Abstract: There is evidence that social norm messages can be used to promote the selection of fruit and vegetables in low habitual consumers of these foods but it is unclear whether this effect is sustained over time. It is also unclear whether information about others’ liking for a food (liking norm) could have the same effect. Using a 2 x 5 x 2 experimental design we investigated the effects of exposure to various messages on later intake from a food buffet and whether any effects were sustained 24 hours after exposure in both low and high consumers of vegetables. There were three factors: delay (immediate food selection versus food selection 24 hours after exposure), message type (liking norm, descriptive norm, health message, food-based vegetable variety control, and neutral control message) and habitual consumption (low versus high). The buffet consisted of three raw vegetables, three energy-dense foods and two dips. For vegetables and non-vegetables there were no main effects of message type, nor any main effect of delay. There was a significant message x habitual vegetable consumption interaction for vegetable consumption; however, follow up tests did not yield any significant effects. Examining each food individually, there were no main effects of message type, nor any main effect of delay, for any of the foods; however, there was a message x habitual vegetable consumption interaction for broccoli.
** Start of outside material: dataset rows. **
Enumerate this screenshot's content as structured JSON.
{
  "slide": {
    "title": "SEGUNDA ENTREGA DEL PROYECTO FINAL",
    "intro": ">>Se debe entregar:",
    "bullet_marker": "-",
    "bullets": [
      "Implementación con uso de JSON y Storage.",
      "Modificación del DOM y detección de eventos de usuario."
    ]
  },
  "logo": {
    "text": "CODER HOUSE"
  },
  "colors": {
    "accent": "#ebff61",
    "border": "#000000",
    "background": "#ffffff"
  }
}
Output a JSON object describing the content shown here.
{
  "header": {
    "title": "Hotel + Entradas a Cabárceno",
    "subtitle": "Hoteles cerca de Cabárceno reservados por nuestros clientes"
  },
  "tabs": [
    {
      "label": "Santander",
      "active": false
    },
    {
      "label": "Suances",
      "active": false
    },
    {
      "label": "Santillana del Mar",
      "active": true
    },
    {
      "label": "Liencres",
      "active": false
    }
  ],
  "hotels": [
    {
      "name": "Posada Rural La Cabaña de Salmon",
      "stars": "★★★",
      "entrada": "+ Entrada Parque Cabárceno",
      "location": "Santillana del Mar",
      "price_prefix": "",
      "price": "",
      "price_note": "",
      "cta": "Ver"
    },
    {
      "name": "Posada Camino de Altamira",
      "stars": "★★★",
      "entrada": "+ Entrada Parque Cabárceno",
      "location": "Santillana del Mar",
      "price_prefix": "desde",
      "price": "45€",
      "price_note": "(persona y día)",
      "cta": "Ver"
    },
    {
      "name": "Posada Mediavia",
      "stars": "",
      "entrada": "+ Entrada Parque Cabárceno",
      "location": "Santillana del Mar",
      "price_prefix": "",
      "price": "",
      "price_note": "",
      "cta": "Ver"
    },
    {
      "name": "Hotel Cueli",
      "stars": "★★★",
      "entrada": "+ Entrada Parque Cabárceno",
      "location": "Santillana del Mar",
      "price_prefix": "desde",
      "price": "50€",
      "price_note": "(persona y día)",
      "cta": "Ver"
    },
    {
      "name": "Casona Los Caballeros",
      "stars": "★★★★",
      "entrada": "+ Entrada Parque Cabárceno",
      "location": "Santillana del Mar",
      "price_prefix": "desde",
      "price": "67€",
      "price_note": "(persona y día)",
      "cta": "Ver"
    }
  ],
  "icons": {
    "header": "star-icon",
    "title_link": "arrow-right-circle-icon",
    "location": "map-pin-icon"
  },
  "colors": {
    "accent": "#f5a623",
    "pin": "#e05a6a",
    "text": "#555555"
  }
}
Consumption of broccoli in the health message and descriptive norm conditions did not differ from the control neutral condition. However, habitually low consumers of vegetables increased their consumption of broccoli in the food-based vegetable variety control and liking norm conditions relative to habitual low vegetable consumers in the neutral control condition (p < 0.05). Further investigation of the effects of the liking norm and vegetable variety message on vegetable intake is warranted.
The paper ”The effects of liking norms and descriptive norms on vegetable consumption: a randomised experiment” can be read here and was co-authored by: Eric L. Robinson (Department of Psychological Sciences, University of Liverpool, United Kingdom), Paul Aveyard (Nuffield Department of Primary Care Health Sciences, University of Oxford, United Kingdom) and C. Peter Herman (Department of Psychology, University of Toronto, Canada).